What is it about little films—personal dramas and the like—that bores me to tears? What is it about period pieces and early twentieth-century Americana that leaves a bad taste in my mouth? And what is it about Sweet Land—a small personal dramatic comedy set in post-World War I Minnesota—that manages to overcome these shortcomings to charm and impress me? Quiet, dignified humor and gorgeous cinematography certainly help, But I think what really won me over about this film was that it knows what it is—a love story about two people who lived a long time ago—and it doesn't try to overextend itself. It doesn't have delusions of grandeur.

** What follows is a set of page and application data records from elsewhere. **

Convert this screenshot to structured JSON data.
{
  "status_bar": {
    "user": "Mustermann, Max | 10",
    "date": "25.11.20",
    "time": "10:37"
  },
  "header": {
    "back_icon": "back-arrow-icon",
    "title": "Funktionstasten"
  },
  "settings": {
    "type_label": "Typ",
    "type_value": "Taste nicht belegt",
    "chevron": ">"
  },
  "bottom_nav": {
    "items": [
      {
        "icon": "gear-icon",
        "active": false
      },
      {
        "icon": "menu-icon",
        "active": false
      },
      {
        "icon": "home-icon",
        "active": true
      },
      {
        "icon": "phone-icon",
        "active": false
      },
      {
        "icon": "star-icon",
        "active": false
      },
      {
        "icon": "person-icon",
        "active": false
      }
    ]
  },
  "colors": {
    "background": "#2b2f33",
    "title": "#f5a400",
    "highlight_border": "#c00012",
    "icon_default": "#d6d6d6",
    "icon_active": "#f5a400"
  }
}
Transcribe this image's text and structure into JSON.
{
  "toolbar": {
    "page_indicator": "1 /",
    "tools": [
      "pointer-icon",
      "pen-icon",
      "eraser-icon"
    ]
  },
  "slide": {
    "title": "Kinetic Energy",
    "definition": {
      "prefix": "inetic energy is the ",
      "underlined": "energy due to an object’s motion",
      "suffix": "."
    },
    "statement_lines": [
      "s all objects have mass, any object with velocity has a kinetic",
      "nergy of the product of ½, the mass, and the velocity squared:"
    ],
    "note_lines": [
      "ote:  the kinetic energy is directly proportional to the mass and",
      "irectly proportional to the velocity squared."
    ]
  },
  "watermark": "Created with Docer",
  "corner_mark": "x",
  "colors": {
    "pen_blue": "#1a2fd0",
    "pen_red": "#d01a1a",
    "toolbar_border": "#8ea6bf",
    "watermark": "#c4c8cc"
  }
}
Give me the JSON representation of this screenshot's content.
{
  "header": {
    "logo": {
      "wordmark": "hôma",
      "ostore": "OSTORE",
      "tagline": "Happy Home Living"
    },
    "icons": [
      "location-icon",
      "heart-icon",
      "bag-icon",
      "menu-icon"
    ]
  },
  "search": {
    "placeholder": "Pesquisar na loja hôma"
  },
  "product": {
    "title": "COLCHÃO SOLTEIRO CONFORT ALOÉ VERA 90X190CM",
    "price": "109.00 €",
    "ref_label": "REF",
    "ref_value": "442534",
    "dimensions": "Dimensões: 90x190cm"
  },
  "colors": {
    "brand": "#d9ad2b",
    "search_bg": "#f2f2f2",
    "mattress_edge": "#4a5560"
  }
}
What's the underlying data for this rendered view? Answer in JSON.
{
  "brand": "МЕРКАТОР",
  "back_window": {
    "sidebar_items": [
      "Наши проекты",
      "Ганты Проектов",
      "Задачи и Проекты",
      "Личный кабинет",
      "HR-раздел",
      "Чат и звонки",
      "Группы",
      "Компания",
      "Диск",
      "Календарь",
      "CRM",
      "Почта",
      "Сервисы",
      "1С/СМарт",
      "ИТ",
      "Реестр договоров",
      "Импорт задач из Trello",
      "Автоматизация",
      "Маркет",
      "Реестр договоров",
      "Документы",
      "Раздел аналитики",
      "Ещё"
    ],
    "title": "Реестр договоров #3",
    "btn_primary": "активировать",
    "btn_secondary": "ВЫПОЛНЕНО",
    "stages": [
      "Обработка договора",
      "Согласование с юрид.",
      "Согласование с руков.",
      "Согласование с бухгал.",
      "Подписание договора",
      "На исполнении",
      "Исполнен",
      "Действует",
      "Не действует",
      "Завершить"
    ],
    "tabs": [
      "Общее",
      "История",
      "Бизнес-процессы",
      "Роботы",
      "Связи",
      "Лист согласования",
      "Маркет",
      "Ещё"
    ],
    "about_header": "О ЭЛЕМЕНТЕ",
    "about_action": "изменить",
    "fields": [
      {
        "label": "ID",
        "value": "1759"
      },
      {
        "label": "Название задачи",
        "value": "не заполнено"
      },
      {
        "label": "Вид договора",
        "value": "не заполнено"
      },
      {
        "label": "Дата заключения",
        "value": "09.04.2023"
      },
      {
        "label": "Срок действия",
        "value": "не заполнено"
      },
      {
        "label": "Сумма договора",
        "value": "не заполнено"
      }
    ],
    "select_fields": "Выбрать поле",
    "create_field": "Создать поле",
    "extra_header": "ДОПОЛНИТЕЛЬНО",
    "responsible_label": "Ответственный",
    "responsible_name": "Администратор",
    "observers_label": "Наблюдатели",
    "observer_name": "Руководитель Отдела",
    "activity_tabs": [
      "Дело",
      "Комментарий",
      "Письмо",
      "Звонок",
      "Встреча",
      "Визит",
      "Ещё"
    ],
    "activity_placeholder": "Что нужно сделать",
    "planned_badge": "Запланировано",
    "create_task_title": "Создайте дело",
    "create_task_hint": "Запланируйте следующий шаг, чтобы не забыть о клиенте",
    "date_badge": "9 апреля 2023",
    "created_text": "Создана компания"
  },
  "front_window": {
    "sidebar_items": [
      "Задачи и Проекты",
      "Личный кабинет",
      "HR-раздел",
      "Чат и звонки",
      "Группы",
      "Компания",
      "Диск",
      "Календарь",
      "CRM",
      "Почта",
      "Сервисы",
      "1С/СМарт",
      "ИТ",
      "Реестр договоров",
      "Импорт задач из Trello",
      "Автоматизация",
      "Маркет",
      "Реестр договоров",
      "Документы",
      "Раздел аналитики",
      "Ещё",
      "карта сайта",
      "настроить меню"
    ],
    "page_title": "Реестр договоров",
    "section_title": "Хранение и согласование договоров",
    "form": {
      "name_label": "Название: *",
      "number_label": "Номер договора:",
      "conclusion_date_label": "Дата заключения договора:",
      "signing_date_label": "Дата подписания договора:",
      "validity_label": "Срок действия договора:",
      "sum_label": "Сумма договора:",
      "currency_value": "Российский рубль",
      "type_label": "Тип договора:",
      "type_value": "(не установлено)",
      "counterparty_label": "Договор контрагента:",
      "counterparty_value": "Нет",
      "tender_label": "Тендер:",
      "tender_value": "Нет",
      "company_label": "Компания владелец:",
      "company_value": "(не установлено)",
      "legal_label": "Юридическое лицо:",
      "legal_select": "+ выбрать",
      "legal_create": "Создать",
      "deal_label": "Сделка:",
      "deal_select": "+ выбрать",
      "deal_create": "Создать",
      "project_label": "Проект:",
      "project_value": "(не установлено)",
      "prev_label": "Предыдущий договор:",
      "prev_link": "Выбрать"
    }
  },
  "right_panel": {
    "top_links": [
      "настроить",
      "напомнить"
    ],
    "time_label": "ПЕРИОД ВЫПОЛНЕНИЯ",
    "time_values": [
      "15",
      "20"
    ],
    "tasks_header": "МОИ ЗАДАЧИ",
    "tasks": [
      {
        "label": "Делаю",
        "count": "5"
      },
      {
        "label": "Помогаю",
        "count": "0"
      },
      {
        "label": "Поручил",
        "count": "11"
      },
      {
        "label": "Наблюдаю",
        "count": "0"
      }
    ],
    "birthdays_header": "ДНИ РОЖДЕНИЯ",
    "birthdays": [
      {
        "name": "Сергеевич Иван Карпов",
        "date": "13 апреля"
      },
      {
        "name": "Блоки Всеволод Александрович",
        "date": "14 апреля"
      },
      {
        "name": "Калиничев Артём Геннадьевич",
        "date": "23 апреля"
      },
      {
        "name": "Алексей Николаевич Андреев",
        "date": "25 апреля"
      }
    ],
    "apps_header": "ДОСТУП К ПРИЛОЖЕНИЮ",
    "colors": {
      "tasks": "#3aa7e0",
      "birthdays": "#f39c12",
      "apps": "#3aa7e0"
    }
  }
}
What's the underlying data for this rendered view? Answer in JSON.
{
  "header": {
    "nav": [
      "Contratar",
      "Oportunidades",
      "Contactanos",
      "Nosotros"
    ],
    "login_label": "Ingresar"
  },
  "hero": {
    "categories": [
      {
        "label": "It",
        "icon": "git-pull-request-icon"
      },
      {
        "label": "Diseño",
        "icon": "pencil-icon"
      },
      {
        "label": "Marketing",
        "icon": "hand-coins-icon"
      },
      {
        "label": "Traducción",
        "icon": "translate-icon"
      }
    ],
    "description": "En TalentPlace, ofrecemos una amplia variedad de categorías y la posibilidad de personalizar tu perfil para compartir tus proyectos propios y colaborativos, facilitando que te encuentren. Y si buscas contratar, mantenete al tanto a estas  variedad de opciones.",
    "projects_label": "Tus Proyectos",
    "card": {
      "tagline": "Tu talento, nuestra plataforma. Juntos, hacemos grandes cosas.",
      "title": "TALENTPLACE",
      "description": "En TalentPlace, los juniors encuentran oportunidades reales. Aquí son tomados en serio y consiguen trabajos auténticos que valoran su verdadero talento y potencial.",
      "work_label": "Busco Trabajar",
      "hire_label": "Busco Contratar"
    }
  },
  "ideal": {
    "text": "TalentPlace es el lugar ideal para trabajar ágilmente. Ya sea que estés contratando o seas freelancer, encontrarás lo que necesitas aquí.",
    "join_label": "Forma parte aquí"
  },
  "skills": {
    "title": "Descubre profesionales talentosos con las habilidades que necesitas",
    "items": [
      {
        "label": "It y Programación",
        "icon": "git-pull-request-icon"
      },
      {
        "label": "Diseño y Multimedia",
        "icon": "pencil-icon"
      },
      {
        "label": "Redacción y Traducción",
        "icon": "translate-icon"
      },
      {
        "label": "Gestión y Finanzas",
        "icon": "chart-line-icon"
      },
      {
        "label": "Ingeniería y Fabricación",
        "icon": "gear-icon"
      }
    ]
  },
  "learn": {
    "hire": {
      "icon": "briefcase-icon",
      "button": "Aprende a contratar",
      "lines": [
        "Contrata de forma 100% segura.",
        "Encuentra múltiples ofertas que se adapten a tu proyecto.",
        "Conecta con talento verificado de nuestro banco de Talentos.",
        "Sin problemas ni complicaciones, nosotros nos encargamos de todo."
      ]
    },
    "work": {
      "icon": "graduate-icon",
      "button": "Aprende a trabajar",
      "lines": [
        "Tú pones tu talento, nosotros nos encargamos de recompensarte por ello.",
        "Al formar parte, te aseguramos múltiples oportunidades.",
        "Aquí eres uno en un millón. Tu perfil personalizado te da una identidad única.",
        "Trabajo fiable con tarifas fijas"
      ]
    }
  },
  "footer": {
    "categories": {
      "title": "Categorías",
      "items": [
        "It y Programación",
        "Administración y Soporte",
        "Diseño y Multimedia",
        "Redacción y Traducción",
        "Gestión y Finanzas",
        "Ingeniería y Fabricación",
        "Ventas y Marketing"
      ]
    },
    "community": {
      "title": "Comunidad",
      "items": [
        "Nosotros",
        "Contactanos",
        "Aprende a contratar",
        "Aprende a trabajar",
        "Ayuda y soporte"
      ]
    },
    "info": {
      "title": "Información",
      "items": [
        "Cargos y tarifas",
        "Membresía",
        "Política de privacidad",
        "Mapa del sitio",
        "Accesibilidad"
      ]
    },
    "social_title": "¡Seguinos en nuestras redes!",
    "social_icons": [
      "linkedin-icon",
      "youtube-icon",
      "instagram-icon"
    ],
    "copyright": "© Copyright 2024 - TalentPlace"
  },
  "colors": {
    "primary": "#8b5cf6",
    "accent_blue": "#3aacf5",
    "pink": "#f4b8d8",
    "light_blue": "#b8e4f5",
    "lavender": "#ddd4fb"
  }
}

In the spirit of full disclosure I should point out here that Ali Selim, who directed Sweet Land, is a professor at MCAD. I've met and spoken to him briefly. He is a soft-spoken man with tired eyes. He looks like a director. I submit to you that although this may be seen as a conflict of interest, this point of intersection with my own life invited me to cast an even more critical eye over the film, looking for mistakes I wouldn't have made, had I been in Selim's position. This is his first feature film, and I noticed a few mistakes similar to those I made in Wholesale Souls. Most notably, the beginning is jumpy, flitting in between three different time periods in what at first seems to be an unnecessary complication of things. However, by the end of the film, all is tied together and all three time periods resolve nicely.
Selim has, until now, worked primarily as a director of commercials. This shows very clearly in his film, and in no bad way. Successful commercials employ extremely efficient storytelling. They say only what they mean to say, and they can make a tube of toothpaste into the most exciting thing you have ever seen. Had Sweet Land been directed by a more standard-fare independent filmmaker, it would have been incredibly dull, but Selim is able to move the story along without rushing it or compromising its subject.
One of the most interesting and ultimately rewarding directorial choices Selim makes is to leave large portions of the film in untranslated German as spoken by one of the main characters, a German immigrant. No lapsing into English, no overdubbing, no subtitles. Nothing. A director of weaker constitution might have given up on such a concept early into the film, but the fact that it is consistent throughout is what makes it work. Of course, for this to work requires a spot-on performance, and Elizabeth Reaser delivers it and more. She gives the entire movie an energetic personality, something lacking from most period pieces.
Sweet Land is charming and succinct—poetic in its simplicity, exuding the same quiet confidence as the community it depicts. I am tremendously proud that an MCAD faculty member has produced a work of this caliber.
A NOTE ON WHERE TO WATCH: Sweet Land closed in Colorado last week and the film is at this point in an extremely limited theatrical release, playing in Landmark theaters around the country through the end of February. Check www.sweetlandmovie.com to see if you've been blessed with an upcoming showing in your neighborhood. Otherwise, wait for the DVD. The film has been getting some much-deserved attention (two Independent Spirit nominations and countless good reviews), and so it seems likely that when the DVD comes out (probably sometime this spring) it will wind up in a Blockbuster near you. Or you can do like I plan to and just buy the DVD. It's absolutely worth it.